TASK TO CARRY OUT =
Return the entries below in full. Keep every word as it is.

DATASET CONTENT =

════

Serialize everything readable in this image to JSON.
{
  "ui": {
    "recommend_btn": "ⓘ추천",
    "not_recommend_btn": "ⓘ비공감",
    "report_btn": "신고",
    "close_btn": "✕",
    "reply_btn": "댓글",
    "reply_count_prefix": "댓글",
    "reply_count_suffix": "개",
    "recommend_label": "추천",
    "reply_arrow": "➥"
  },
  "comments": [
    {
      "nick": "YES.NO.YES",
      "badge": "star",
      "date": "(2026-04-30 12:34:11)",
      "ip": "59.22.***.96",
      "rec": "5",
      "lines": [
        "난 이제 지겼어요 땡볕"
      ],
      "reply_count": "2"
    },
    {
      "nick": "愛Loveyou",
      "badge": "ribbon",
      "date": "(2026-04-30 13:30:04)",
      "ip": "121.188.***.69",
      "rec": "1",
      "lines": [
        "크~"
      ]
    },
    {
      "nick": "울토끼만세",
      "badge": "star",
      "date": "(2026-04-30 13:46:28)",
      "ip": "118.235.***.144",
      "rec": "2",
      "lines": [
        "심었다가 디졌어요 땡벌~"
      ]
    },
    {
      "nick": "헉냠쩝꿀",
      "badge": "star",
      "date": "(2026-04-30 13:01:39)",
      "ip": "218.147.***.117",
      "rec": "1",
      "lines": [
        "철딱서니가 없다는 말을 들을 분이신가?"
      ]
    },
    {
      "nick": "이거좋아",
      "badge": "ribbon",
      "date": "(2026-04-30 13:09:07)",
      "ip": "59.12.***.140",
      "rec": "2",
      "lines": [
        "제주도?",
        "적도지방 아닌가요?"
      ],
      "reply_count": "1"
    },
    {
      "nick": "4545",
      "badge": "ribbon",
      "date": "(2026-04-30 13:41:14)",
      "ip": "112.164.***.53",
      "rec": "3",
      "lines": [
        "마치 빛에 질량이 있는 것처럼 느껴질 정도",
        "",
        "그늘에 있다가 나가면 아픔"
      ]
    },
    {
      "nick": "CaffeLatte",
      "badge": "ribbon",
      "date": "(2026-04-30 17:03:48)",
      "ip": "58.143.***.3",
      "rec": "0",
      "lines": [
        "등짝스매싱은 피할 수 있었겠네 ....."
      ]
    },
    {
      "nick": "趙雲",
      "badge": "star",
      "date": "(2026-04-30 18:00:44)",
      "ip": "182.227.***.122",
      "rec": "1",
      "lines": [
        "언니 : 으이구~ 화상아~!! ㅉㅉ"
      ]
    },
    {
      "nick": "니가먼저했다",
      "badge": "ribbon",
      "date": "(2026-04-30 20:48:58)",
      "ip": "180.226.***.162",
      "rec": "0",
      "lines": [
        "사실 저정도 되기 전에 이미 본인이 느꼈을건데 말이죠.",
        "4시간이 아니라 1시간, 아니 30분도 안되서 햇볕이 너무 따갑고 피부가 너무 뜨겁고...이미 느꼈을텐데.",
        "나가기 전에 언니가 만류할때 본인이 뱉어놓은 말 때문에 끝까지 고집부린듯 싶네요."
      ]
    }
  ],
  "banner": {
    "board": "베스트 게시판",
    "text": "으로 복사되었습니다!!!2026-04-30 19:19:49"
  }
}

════

RESPONSE FOR THIS EXERCISE =
Serialize everything readable in this image to JSON.
{
  "ui": {
    "recommend_btn": "ⓘ추천",
    "not_recommend_btn": "ⓘ비공감",
    "report_btn": "신고",
    "close_btn": "✕",
    "reply_btn": "댓글",
    "reply_count_prefix": "댓글",
    "reply_count_suffix": "개",
    "recommend_label": "추천",
    "reply_arrow": "➥"
  },
  "comments": [
    {
      "nick": "YES.NO.YES",
      "badge": "star",
      "date": "(2026-04-30 12:34:11)",
      "ip": "59.22.***.96",
      "rec": "5",
      "lines": [
        "난 이제 지겼어요 땡볕"
      ],
      "reply_count": "2"
    },
    {
      "nick": "愛Loveyou",
      "badge": "ribbon",
      "date": "(2026-04-30 13:30:04)",
      "ip": "121.188.***.69",
      "rec": "1",
      "lines": [
        "크~"
      ]
    },
    {
      "nick": "울토끼만세",
      "badge": "star",
      "date": "(2026-04-30 13:46:28)",
      "ip": "118.235.***.144",
      "rec": "2",
      "lines": [
        "심었다가 디졌어요 땡벌~"
      ]
    },
    {
      "nick": "헉냠쩝꿀",
      "badge": "star",
      "date": "(2026-04-30 13:01:39)",
      "ip": "218.147.***.117",
      "rec": "1",
      "lines": [
        "철딱서니가 없다는 말을 들을 분이신가?"
      ]
    },
    {
      "nick": "이거좋아",
      "badge": "ribbon",
      "date": "(2026-04-30 13:09:07)",
      "ip": "59.12.***.140",
      "rec": "2",
      "lines": [
        "제주도?",
        "적도지방 아닌가요?"
      ],
      "reply_count": "1"
    },
    {
      "nick": "4545",
      "badge": "ribbon",
      "date": "(2026-04-30 13:41:14)",
      "ip": "112.164.***.53",
      "rec": "3",
      "lines": [
        "마치 빛에 질량이 있는 것처럼 느껴질 정도",
        "",
        "그늘에 있다가 나가면 아픔"
      ]
    },
    {
      "nick": "CaffeLatte",
      "badge": "ribbon",
      "date": "(2026-04-30 17:03:48)",
      "ip": "58.143.***.3",
      "rec": "0",
      "lines": [
        "등짝스매싱은 피할 수 있었겠네 ....."
      ]
    },
    {
      "nick": "趙雲",
      "badge": "star",
      "date": "(2026-04-30 18:00:44)",
      "ip": "182.227.***.122",
      "rec": "1",
      "lines": [
        "언니 : 으이구~ 화상아~!! ㅉㅉ"
      ]
    },
    {
      "nick": "니가먼저했다",
      "badge": "ribbon",
      "date": "(2026-04-30 20:48:58)",
      "ip": "180.226.***.162",
      "rec": "0",
      "lines": [
        "사실 저정도 되기 전에 이미 본인이 느꼈을건데 말이죠.",
        "4시간이 아니라 1시간, 아니 30분도 안되서 햇볕이 너무 따갑고 피부가 너무 뜨겁고...이미 느꼈을텐데.",
        "나가기 전에 언니가 만류할때 본인이 뱉어놓은 말 때문에 끝까지 고집부린듯 싶네요."
      ]
    }
  ],
  "banner": {
    "board": "베스트 게시판",
    "text": "으로 복사되었습니다!!!2026-04-30 19:19:49"
  }
}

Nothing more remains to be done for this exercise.